# What you are asked to do
Extract every record, exactly as written, and ignore the pictures.

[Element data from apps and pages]
################
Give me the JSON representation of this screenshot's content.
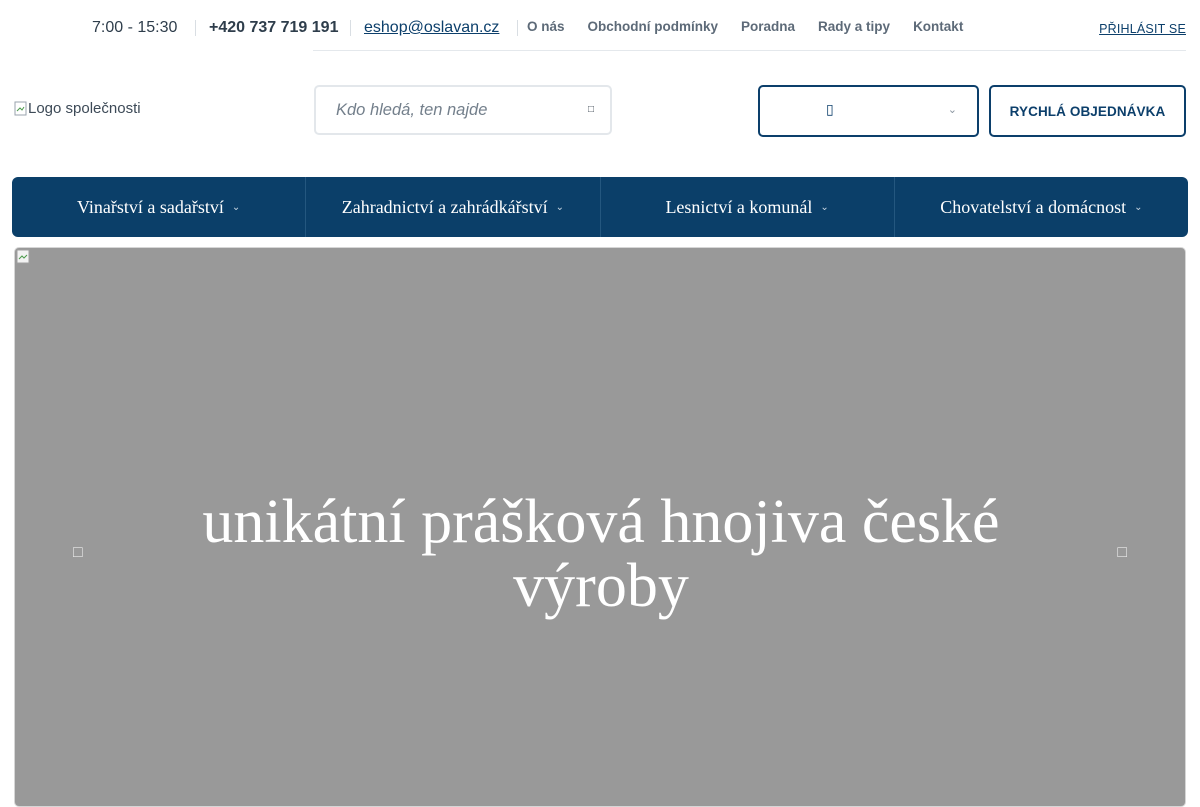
{
  "topbar": {
    "hours": "7:00 - 15:30",
    "phone": "+420 737 719 191",
    "email": "eshop@oslavan.cz",
    "links": [
      "O nás",
      "Obchodní podmínky",
      "Poradna",
      "Rady a tipy",
      "Kontakt"
    ],
    "login": "PŘIHLÁSIT SE"
  },
  "header": {
    "logo_alt": "Logo společnosti",
    "search_placeholder": "Kdo hledá, ten najde",
    "search_icon": "search-icon",
    "cart_icon": "cart-icon",
    "quick_order": "RYCHLÁ OBJEDNÁVKA"
  },
  "nav": {
    "items": [
      "Vinařství a sadařství",
      "Zahradnictví a zahrádkářství",
      "Lesnictví a komunál",
      "Chovatelství a domácnost"
    ]
  },
  "hero": {
    "title": "unikátní prášková hnojiva české výroby"
  },
  "colors": {
    "brand": "#0b3f69",
    "hero_bg": "#999999"
  }
}
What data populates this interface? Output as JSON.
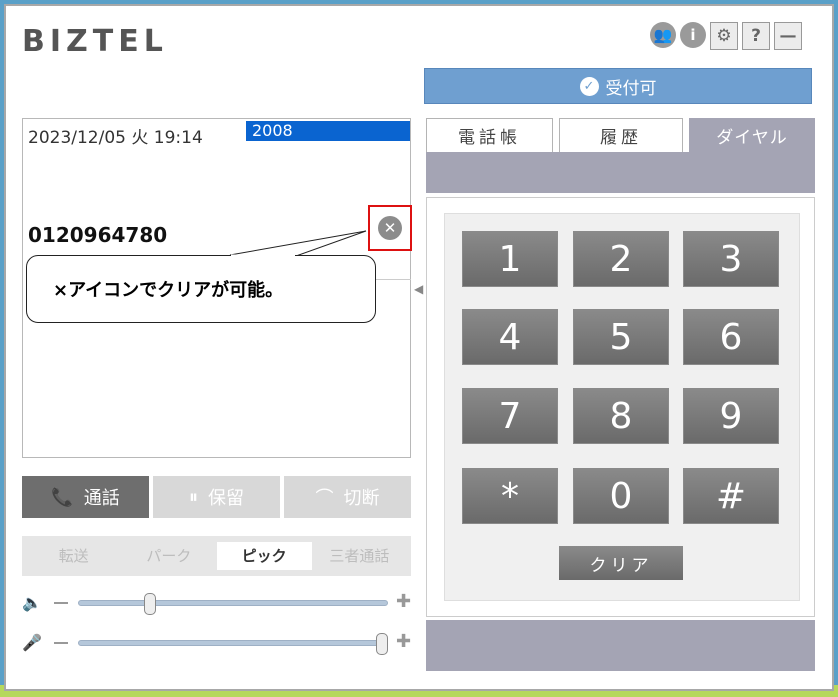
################
# Written answer
Give me the JSON representation of this screenshot's content.
{
  "topbar": {
    "hours": "7:00 - 15:30",
    "phone": "+420 737 719 191",
    "email": "eshop@oslavan.cz",
    "links": [
      "O nás",
      "Obchodní podmínky",
      "Poradna",
      "Rady a tipy",
      "Kontakt"
    ],
    "login": "PŘIHLÁSIT SE"
  },
  "header": {
    "logo_alt": "Logo společnosti",
    "search_placeholder": "Kdo hledá, ten najde",
    "search_icon": "search-icon",
    "cart_icon": "cart-icon",
    "quick_order": "RYCHLÁ OBJEDNÁVKA"
  },
  "nav": {
    "items": [
      "Vinařství a sadařství",
      "Zahradnictví a zahrádkářství",
      "Lesnictví a komunál",
      "Chovatelství a domácnost"
    ]
  },
  "hero": {
    "title": "unikátní prášková hnojiva české výroby"
  },
  "colors": {
    "brand": "#0b3f69",
    "hero_bg": "#999999"
  }
}
What data populates this interface? Output as JSON.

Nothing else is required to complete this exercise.